January 30: This Date in Los Angeles Transportation History

1993:  Los Angeles’ Metro Red Line subway opens to the public between Union Station and 7th/Metro Station in the city’s financial district, carrying nearly 53,000 riders.

Another 91,000 passengers are carried the following day, a Sunday.

Celebrations reflecting the city’s rich multicultural heritage keep crowds entertained at every station.

Jugglers, clowns, musicians and popular television characters mix with folkloric dancers, mariachi musicians and popular radio personalities, with the Civic Center area draped in red, white and blue for its “Spirit of L.A.”-themed celebration hosted by the County of Los Angeles.

Initial ridership is 25,000 boardings per day, with 5 million riders in the first year of operation.  The day before the public opening, numerous dignitaries dedicated and rode the subway at a press event.
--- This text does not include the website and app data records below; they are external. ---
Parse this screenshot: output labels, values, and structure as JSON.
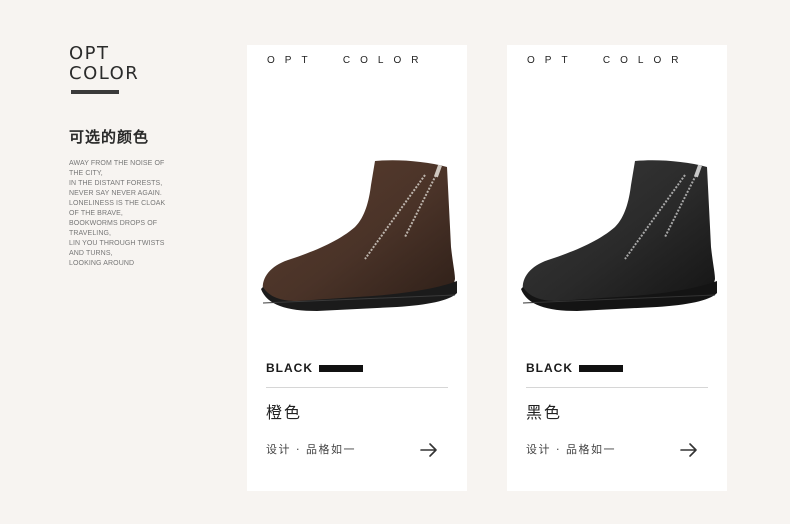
{
  "intro": {
    "title_line1": "OPT",
    "title_line2": "COLOR",
    "heading_cn": "可选的颜色",
    "poem_lines": [
      "AWAY FROM THE NOISE OF",
      "THE CITY,",
      "IN THE DISTANT FORESTS,",
      "NEVER SAY NEVER AGAIN.",
      "LONELINESS IS THE CLOAK",
      "OF THE BRAVE,",
      "BOOKWORMS DROPS OF",
      "TRAVELING,",
      "LIN YOU THROUGH TWISTS",
      "AND TURNS,",
      "LOOKING AROUND"
    ]
  },
  "cards": [
    {
      "header": "OPT  COLOR",
      "label": "BLACK",
      "color_name": "橙色",
      "tagline": "设计 · 品格如一",
      "boot_color": "#4a3328",
      "boot_icon": "brown-boot-icon"
    },
    {
      "header": "OPT  COLOR",
      "label": "BLACK",
      "color_name": "黑色",
      "tagline": "设计 · 品格如一",
      "boot_color": "#2a2a2a",
      "boot_icon": "black-boot-icon"
    }
  ],
  "colors": {
    "background": "#f7f4f1",
    "card": "#ffffff",
    "accent": "#111111"
  }
}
At that time, California Governor Pete Wilson proclaims that “This is a great day.  In 30 years, this will be the most magnificent transportation system in the world.”


Two days after the opening, the Los Angeles County Metropolitan Transportation Authority begins its first day of business.
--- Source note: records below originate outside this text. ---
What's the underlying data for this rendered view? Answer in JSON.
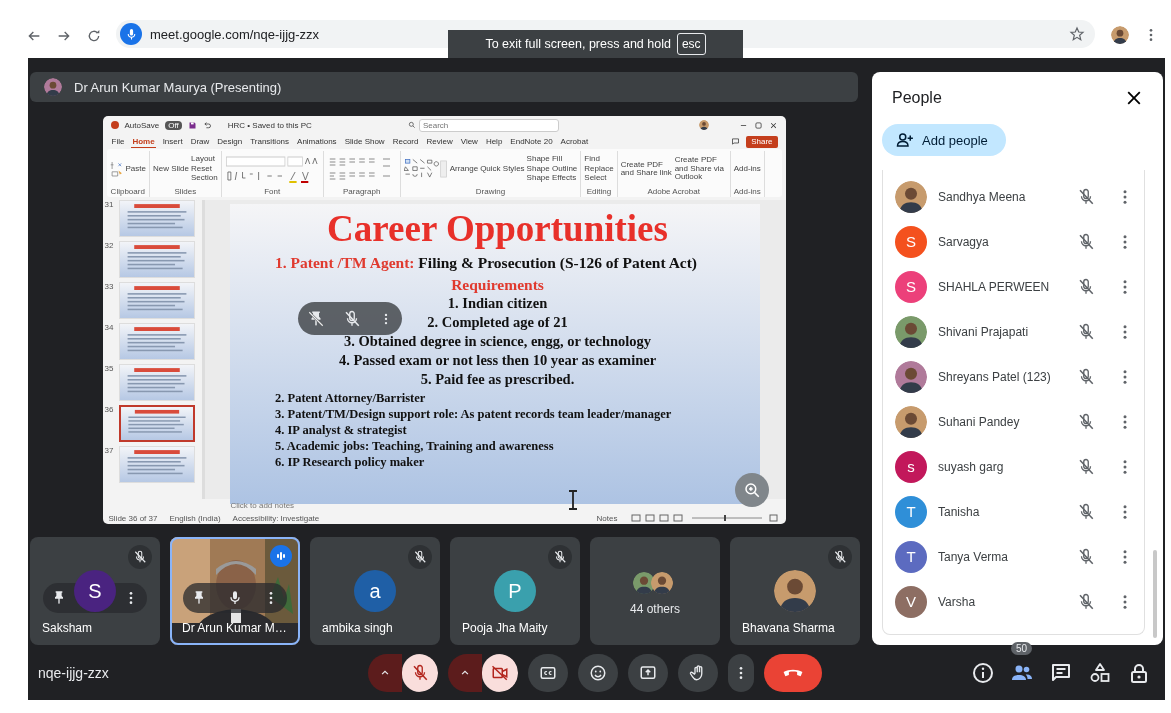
{
  "browser": {
    "url": "meet.google.com/nqe-ijjg-zzx",
    "notice": "To exit full screen, press and hold",
    "notice_key": "esc"
  },
  "presenter_bar": {
    "label": "Dr Arun Kumar Maurya (Presenting)"
  },
  "powerpoint": {
    "autosave_label": "AutoSave",
    "autosave_state": "Off",
    "file_title": "HRC • Saved to this PC",
    "search_placeholder": "Search",
    "share": "Share",
    "tabs": [
      {
        "label": "File",
        "selected": false
      },
      {
        "label": "Home",
        "selected": true
      },
      {
        "label": "Insert",
        "selected": false
      },
      {
        "label": "Draw",
        "selected": false
      },
      {
        "label": "Design",
        "selected": false
      },
      {
        "label": "Transitions",
        "selected": false
      },
      {
        "label": "Animations",
        "selected": false
      },
      {
        "label": "Slide Show",
        "selected": false
      },
      {
        "label": "Record",
        "selected": false
      },
      {
        "label": "Review",
        "selected": false
      },
      {
        "label": "View",
        "selected": false
      },
      {
        "label": "Help",
        "selected": false
      },
      {
        "label": "EndNote 20",
        "selected": false
      },
      {
        "label": "Acrobat",
        "selected": false
      }
    ],
    "ribbon_groups": [
      {
        "label": "Clipboard",
        "kind": "clipboard",
        "buttons": [
          "Paste"
        ]
      },
      {
        "label": "Slides",
        "kind": "plain",
        "buttons": [
          "New Slide",
          "Layout",
          "Reset",
          "Section"
        ]
      },
      {
        "label": "Font",
        "kind": "font"
      },
      {
        "label": "Paragraph",
        "kind": "paragraph"
      },
      {
        "label": "Drawing",
        "kind": "shapes",
        "buttons": [
          "Arrange",
          "Quick Styles",
          "Shape Fill",
          "Shape Outline",
          "Shape Effects"
        ]
      },
      {
        "label": "Editing",
        "kind": "plain",
        "buttons": [
          "Find",
          "Replace",
          "Select"
        ]
      },
      {
        "label": "Adobe Acrobat",
        "kind": "plain",
        "buttons": [
          "Create PDF and Share link",
          "Create PDF and Share via Outlook"
        ]
      },
      {
        "label": "Add-ins",
        "kind": "plain",
        "buttons": [
          "Add-ins"
        ]
      }
    ],
    "thumbnails": [
      {
        "number": "31",
        "selected": false
      },
      {
        "number": "32",
        "selected": false
      },
      {
        "number": "33",
        "selected": false
      },
      {
        "number": "34",
        "selected": false
      },
      {
        "number": "35",
        "selected": false
      },
      {
        "number": "36",
        "selected": true
      },
      {
        "number": "37",
        "selected": false
      }
    ],
    "slide": {
      "title": "Career Opportunities",
      "lead_label": "1. Patent /TM Agent:",
      "lead_text": "Filing & Prosecution  (S-126 of Patent Act)",
      "requirements_title": "Requirements",
      "requirements": [
        "1. Indian citizen",
        "2. Completed age of 21",
        "3. Obtained degree in science, engg, or technology",
        "4. Passed exam or not less then 10 year as examiner",
        "5. Paid fee as prescribed."
      ],
      "roles": [
        "2. Patent Attorney/Barrister",
        "3. Patent/TM/Design support role: As patent records team leader/manager",
        "4. IP analyst & strategist",
        "5. Academic jobs: Teaching, Training and awareness",
        "6. IP Research policy maker"
      ]
    },
    "notes_placeholder": "Click to add notes",
    "status_items": [
      "Slide 36 of 37",
      "English (India)",
      "Accessibility: Investigate"
    ],
    "notes_button": "Notes"
  },
  "tiles": [
    {
      "name": "Saksham",
      "kind": "letter",
      "letter": "S",
      "color": "#4a2380",
      "muted": true,
      "speaking": false,
      "hovered": true
    },
    {
      "name": "Dr Arun Kumar M…",
      "kind": "video",
      "muted": false,
      "speaking": true,
      "hovered": true
    },
    {
      "name": "ambika singh",
      "kind": "letter",
      "letter": "a",
      "color": "#1f5fa6",
      "muted": true,
      "speaking": false,
      "hovered": false
    },
    {
      "name": "Pooja Jha Maity",
      "kind": "letter",
      "letter": "P",
      "color": "#3aa0ad",
      "muted": true,
      "speaking": false,
      "hovered": false
    },
    {
      "name": "44 others",
      "kind": "group",
      "muted": false,
      "speaking": false,
      "hovered": false
    },
    {
      "name": "Bhavana Sharma",
      "muted": true,
      "speaking": false,
      "hovered": false
    }
  ],
  "meeting_code": "nqe-ijjg-zzx",
  "controls": [
    {
      "kind": "mic",
      "on": false
    },
    {
      "kind": "camera",
      "on": false
    },
    {
      "kind": "captions"
    },
    {
      "kind": "reactions"
    },
    {
      "kind": "present"
    },
    {
      "kind": "raise-hand"
    },
    {
      "kind": "more"
    },
    {
      "kind": "leave"
    }
  ],
  "side_controls": [
    {
      "kind": "info",
      "selected": false
    },
    {
      "kind": "people",
      "selected": true,
      "badge": "50"
    },
    {
      "kind": "chat",
      "selected": false
    },
    {
      "kind": "activities",
      "selected": false
    },
    {
      "kind": "host-controls",
      "selected": false
    }
  ],
  "people_panel": {
    "title": "People",
    "add_button": "Add people",
    "people": [
      {
        "name": "Sandhya Meena",
        "muted": true
      },
      {
        "name": "Sarvagya",
        "kind": "letter",
        "letter": "S",
        "color": "#f4511e",
        "muted": true
      },
      {
        "name": "SHAHLA PERWEEN",
        "kind": "letter",
        "letter": "S",
        "color": "#ec407a",
        "muted": true
      },
      {
        "name": "Shivani Prajapati",
        "muted": true
      },
      {
        "name": "Shreyans Patel (123)",
        "muted": true
      },
      {
        "name": "Suhani Pandey",
        "muted": true
      },
      {
        "name": "suyash garg",
        "kind": "letter",
        "letter": "s",
        "color": "#c2185b",
        "muted": true
      },
      {
        "name": "Tanisha",
        "kind": "letter",
        "letter": "T",
        "color": "#2f8fd8",
        "muted": true
      },
      {
        "name": "Tanya Verma",
        "kind": "letter",
        "letter": "T",
        "color": "#5c6bc0",
        "muted": true
      },
      {
        "name": "Varsha",
        "kind": "letter",
        "letter": "V",
        "color": "#8d6e63",
        "muted": true
      }
    ]
  }
}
In January, 2013, the Civic Center Station would be renamed in honor of Mayor Bradley.

More information on the Metro Red Line opening can be found in the February, 1993 issue of Headway, the Southern California Rapid Transit District employee news magazine.
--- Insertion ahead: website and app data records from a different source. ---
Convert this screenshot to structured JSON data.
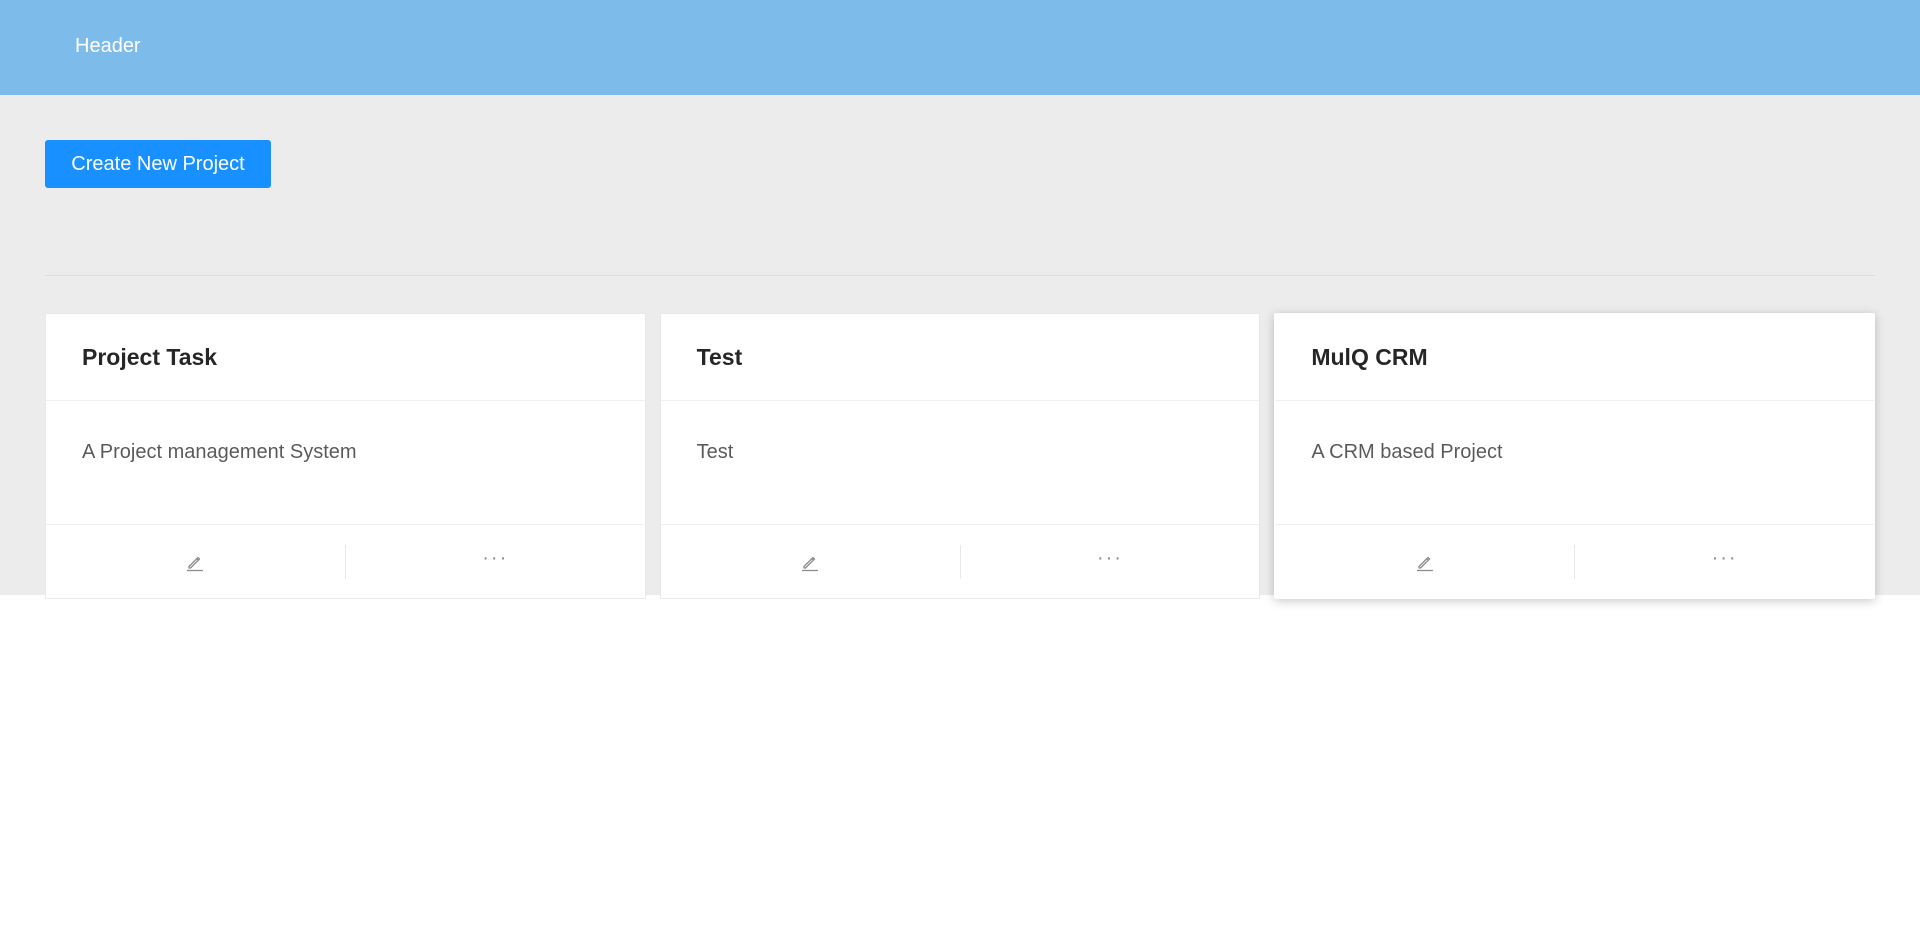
{
  "header": {
    "title": "Header"
  },
  "toolbar": {
    "create_label": "Create New Project"
  },
  "projects": [
    {
      "title": "Project Task",
      "description": "A Project management System",
      "edit_icon": "edit-icon",
      "more_icon": "ellipsis-icon"
    },
    {
      "title": "Test",
      "description": "Test",
      "edit_icon": "edit-icon",
      "more_icon": "ellipsis-icon"
    },
    {
      "title": "MulQ CRM",
      "description": "A CRM based Project",
      "edit_icon": "edit-icon",
      "more_icon": "ellipsis-icon"
    }
  ],
  "colors": {
    "header_bg": "#7dbbea",
    "primary": "#1890ff",
    "content_bg": "#ececec"
  }
}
An extensive 20th anniversary story of the Metro Red Line subway opening can be found in the January 29, 2013 post on Metro’s The Source celebrating the agency’s 20th anniversary, while a lengthy look back at the first 10 years of Metro and the subway from 2003 can be found in the Winter, 2003 issue of Metro Quarterly.